Whether the Congressional Budget Office is right that economic growth in the next decade may be as much as 25 percent greater than thought last fall, resulting in $1 trillion in additional surplus over that time, the president-elect has as much a political problem as a monetary one. Democrats don’t like some of the tax cuts – which include reducing high marginal rates, eliminating the estate tax, reducing the marriage tax and expanding child credit, charitable deductions and Education Savings Accounts – partly because they disagree with where tax breaks should go and partly because they will fight against giving the new president an early success.

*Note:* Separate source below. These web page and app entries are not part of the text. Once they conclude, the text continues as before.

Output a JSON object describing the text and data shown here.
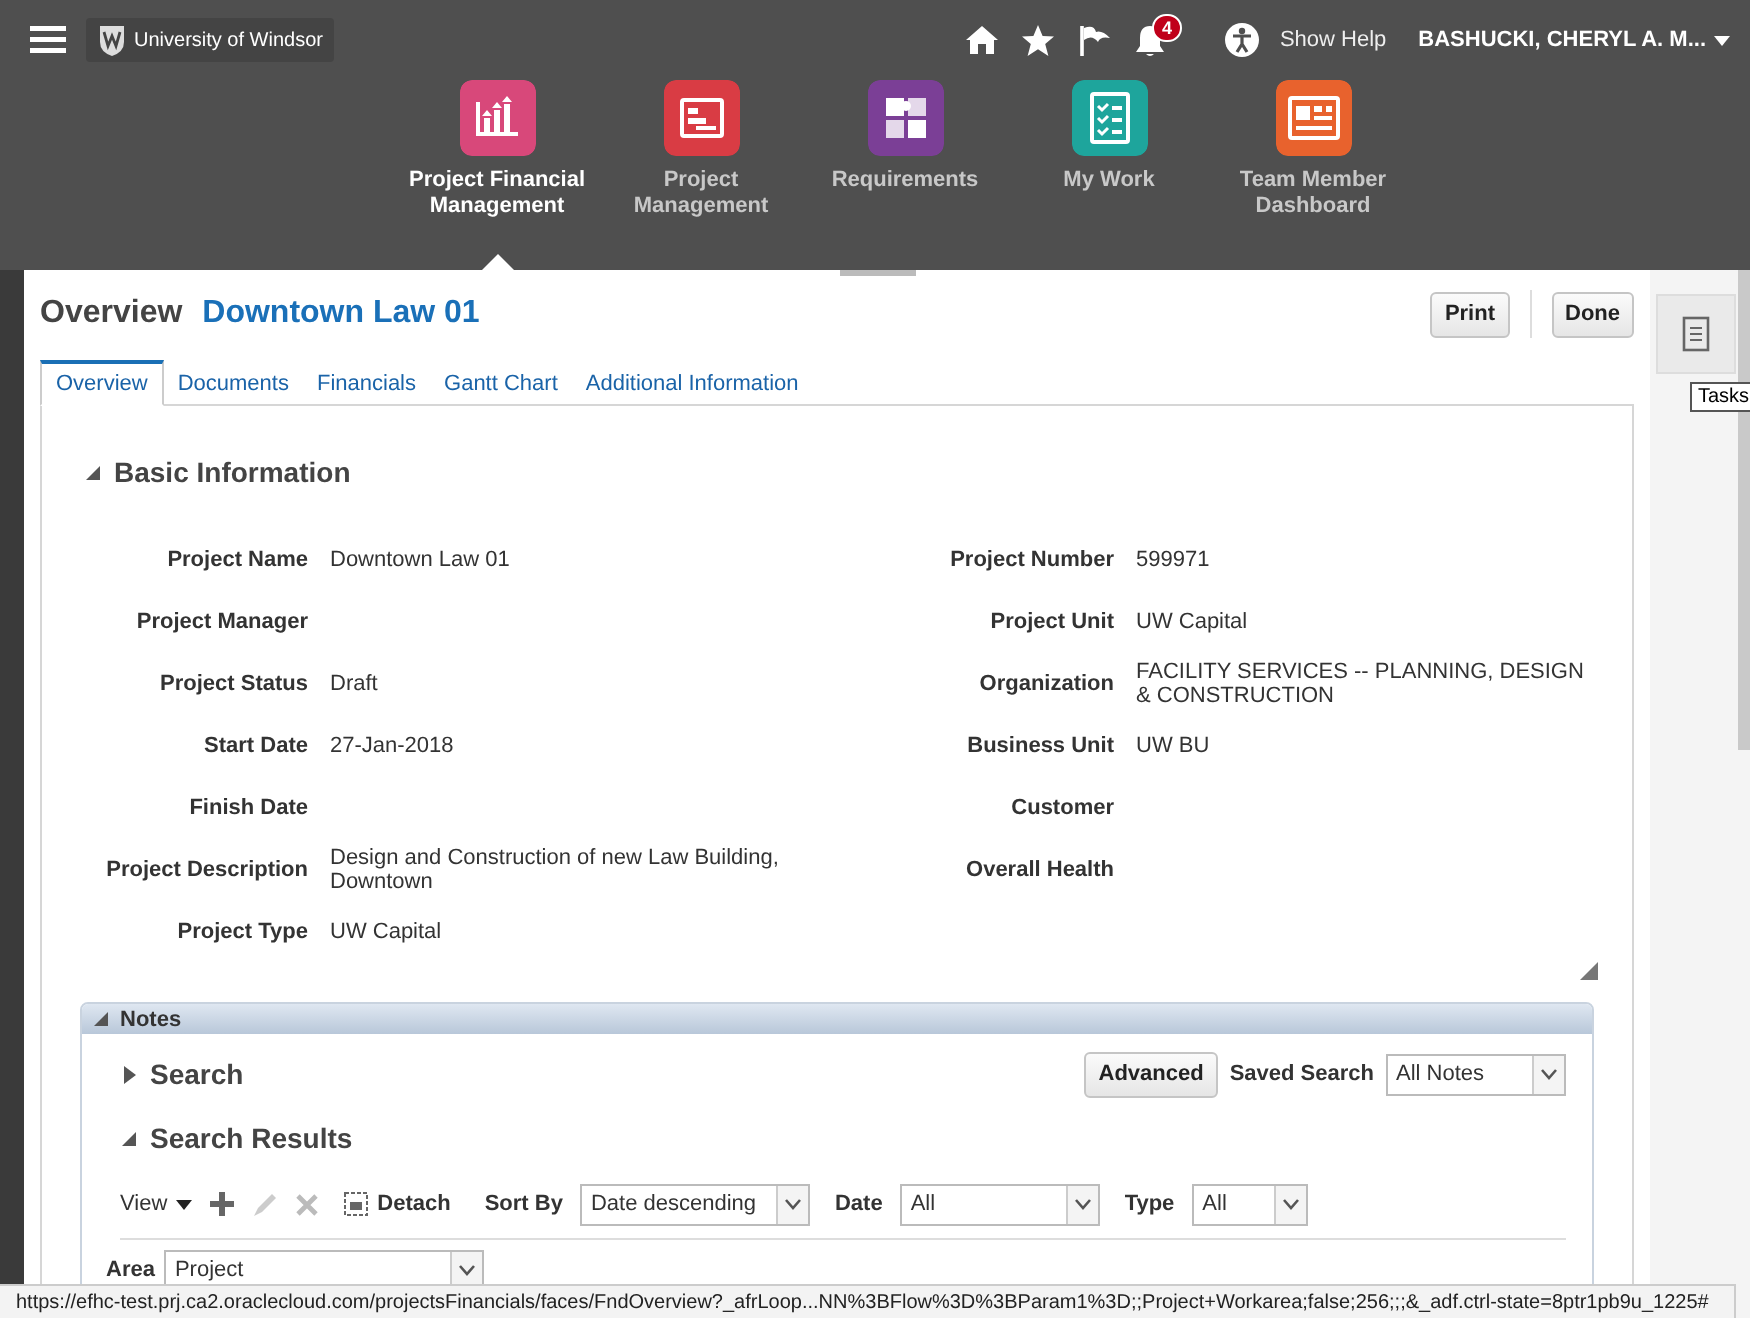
{
  "header": {
    "logo_text": "University of Windsor",
    "notification_count": "4",
    "show_help": "Show Help",
    "user": "BASHUCKI, CHERYL A. M..."
  },
  "apps": [
    {
      "label": "Project Financial Management",
      "kind": "chart",
      "color": "#d8487a",
      "selected": true
    },
    {
      "label": "Project Management",
      "kind": "gantt",
      "color": "#d93c44",
      "selected": false
    },
    {
      "label": "Requirements",
      "kind": "puzzle",
      "color": "#7b3f96",
      "selected": false
    },
    {
      "label": "My Work",
      "kind": "checklist",
      "color": "#1ea59c",
      "selected": false
    },
    {
      "label": "Team Member Dashboard",
      "kind": "dashboard",
      "color": "#e8622d",
      "selected": false
    }
  ],
  "page": {
    "title": "Overview",
    "project": "Downtown Law 01",
    "buttons": [
      "Print",
      "Done"
    ]
  },
  "tabs": [
    {
      "label": "Overview",
      "selected": true
    },
    {
      "label": "Documents",
      "selected": false
    },
    {
      "label": "Financials",
      "selected": false
    },
    {
      "label": "Gantt Chart",
      "selected": false
    },
    {
      "label": "Additional Information",
      "selected": false
    }
  ],
  "basic_information": {
    "title": "Basic Information",
    "expanded": true,
    "left": [
      {
        "label": "Project Name",
        "value": "Downtown Law 01"
      },
      {
        "label": "Project Manager"
      },
      {
        "label": "Project Status",
        "value": "Draft"
      },
      {
        "label": "Start Date",
        "value": "27-Jan-2018"
      },
      {
        "label": "Finish Date"
      },
      {
        "label": "Project Description",
        "value": "Design and Construction of new Law Building, Downtown"
      },
      {
        "label": "Project Type",
        "value": "UW Capital"
      }
    ],
    "right": [
      {
        "label": "Project Number",
        "value": "599971"
      },
      {
        "label": "Project Unit",
        "value": "UW Capital"
      },
      {
        "label": "Organization",
        "value": "FACILITY SERVICES -- PLANNING, DESIGN & CONSTRUCTION"
      },
      {
        "label": "Business Unit",
        "value": "UW BU"
      },
      {
        "label": "Customer"
      },
      {
        "label": "Overall Health"
      }
    ]
  },
  "notes": {
    "title": "Notes",
    "expanded": true,
    "search": {
      "title": "Search",
      "expanded": false,
      "advanced": "Advanced",
      "saved_search_label": "Saved Search",
      "saved_search": "All Notes"
    },
    "results": {
      "title": "Search Results",
      "expanded": true,
      "view": "View",
      "detach": "Detach",
      "sort_by_label": "Sort By",
      "sort_by": "Date descending",
      "date_label": "Date",
      "date": "All",
      "type_label": "Type",
      "type": "All",
      "area_label": "Area",
      "area": "Project"
    }
  },
  "tasks": {
    "tooltip": "Tasks"
  },
  "status_bar": "https://efhc-test.prj.ca2.oraclecloud.com/projectsFinancials/faces/FndOverview?_afrLoop...NN%3BFlow%3D%3BParam1%3D;;Project+Workarea;false;256;;;&_adf.ctrl-state=8ptr1pb9u_1225#"
}
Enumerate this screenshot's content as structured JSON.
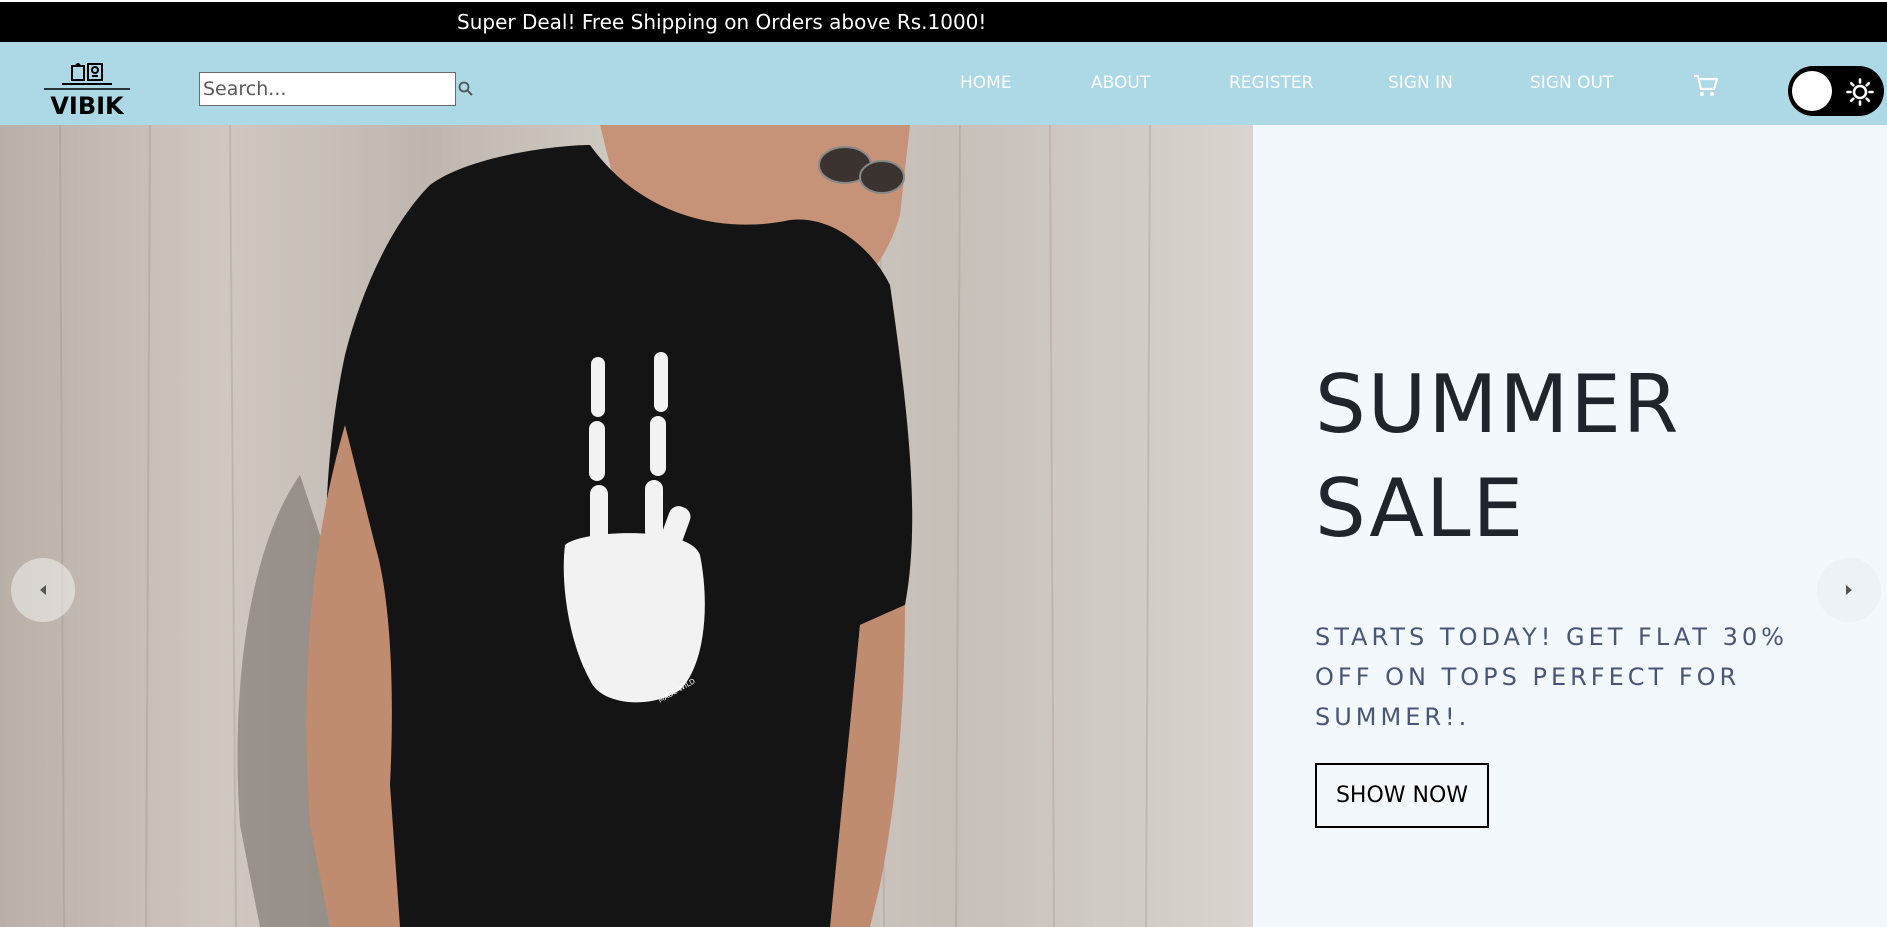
{
  "announcement": {
    "text": "Super Deal! Free Shipping on Orders above Rs.1000!"
  },
  "brand": {
    "name": "VIBIK",
    "logo_icon": "shirt-logo-icon"
  },
  "search": {
    "placeholder": "Search...",
    "value": "",
    "icon": "search-icon"
  },
  "nav": {
    "items": [
      {
        "label": "HOME"
      },
      {
        "label": "ABOUT"
      },
      {
        "label": "REGISTER"
      },
      {
        "label": "SIGN IN"
      },
      {
        "label": "SIGN OUT"
      }
    ],
    "cart_icon": "cart-icon"
  },
  "theme_toggle": {
    "state": "light",
    "icon": "sun-icon"
  },
  "hero": {
    "title": "SUMMER SALE",
    "description": "STARTS TODAY! GET FLAT 30% OFF ON TOPS PERFECT FOR SUMMER!.",
    "button_label": "SHOW NOW",
    "image_subject": "man in black t-shirt with skeleton peace hand print",
    "prev_icon": "chevron-left-icon",
    "next_icon": "chevron-right-icon"
  },
  "colors": {
    "navbar_bg": "#add8e6",
    "announcement_bg": "#000000",
    "hero_text_bg": "#f2f8fb",
    "title_color": "#1f252b",
    "description_color": "#4b5576"
  }
}
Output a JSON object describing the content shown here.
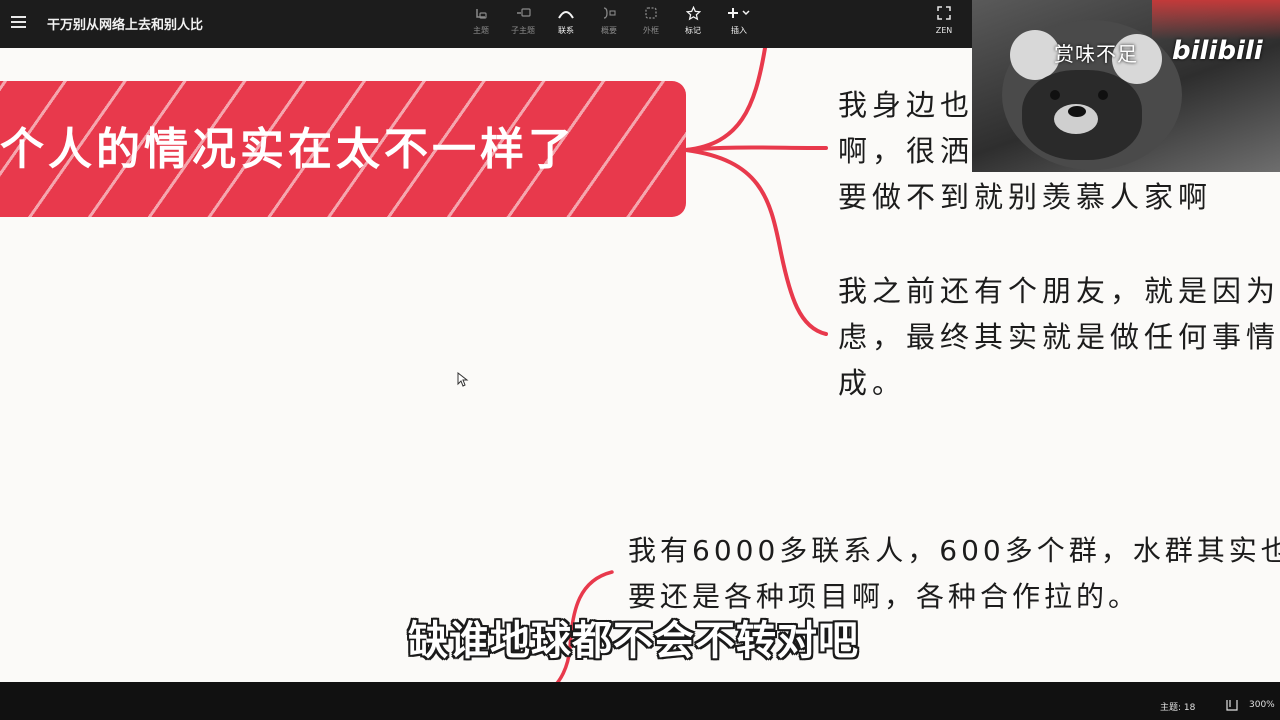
{
  "app": {
    "title": "干万别从网络上去和别人比",
    "menu_icon": "hamburger-menu-icon"
  },
  "toolbar": {
    "items": [
      {
        "label": "主题",
        "icon": "topic-icon",
        "active": false
      },
      {
        "label": "子主题",
        "icon": "subtopic-icon",
        "active": false
      },
      {
        "label": "联系",
        "icon": "relationship-icon",
        "active": true
      },
      {
        "label": "概要",
        "icon": "summary-icon",
        "active": false
      },
      {
        "label": "外框",
        "icon": "boundary-icon",
        "active": false
      },
      {
        "label": "标记",
        "icon": "star-icon",
        "active": true
      },
      {
        "label": "插入",
        "icon": "plus-icon",
        "active": true
      }
    ],
    "zen_label": "ZEN"
  },
  "canvas": {
    "central_topic": "个人的情况实在太不一样了",
    "notes": [
      {
        "lines": [
          "我身边也",
          "啊，很洒",
          "要做不到就别羡慕人家啊"
        ]
      },
      {
        "lines": [
          "我之前还有个朋友，就是因为",
          "虑，最终其实就是做任何事情",
          "成。"
        ]
      },
      {
        "lines": [
          "我有6000多联系人，600多个群，水群其实也",
          "要还是各种项目啊，各种合作拉的。"
        ]
      }
    ],
    "accent_color": "#e8394c"
  },
  "webcam": {
    "channel_name": "赏味不足",
    "watermark": "bilibili"
  },
  "subtitle": "缺谁地球都不会不转对吧",
  "status": {
    "topic_count": "主题: 18",
    "zoom": "300%"
  }
}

Though Republicans control the House and, barely, the Senate, it isn’t clear that Mr. Bush can count on all Republicans to support the entire tax package or that Senate Democrats will stay away from the procedures that could tie up a vote for months. That suggests taking the tax cuts one at a time rather than all at once.
House Speaker Dennis Hastert had the best reason for introducing the tax-cut plan in pieces. He pointed out that a single package tends to put the focus on the dollar figure of the proposal, where smaller bills keep the focus on the issues up for the tax break. The estate and marriage tax breaks, he noted, already have bipartisan support and could be passed without a major fight.
That is sound reasoning, and the incremental approach would give the new administration more time to get a sense of Congress as well as line up supporters. Given the current uncertainty over how much the economy will slow down and what that will do to government revenues, being cautious is of further benefit. The public has told pollsters repeatedly that paying down the national debt is more important to them than tax breaks, a preference the new president undoubtedly understands.
A series of tax-cut proposals, with bipartisan support, could start the Bush administration on the right path to closing the divide Mr. Bush spoke of during the campaign. It would also show fiscal prudence at a time when it is needed.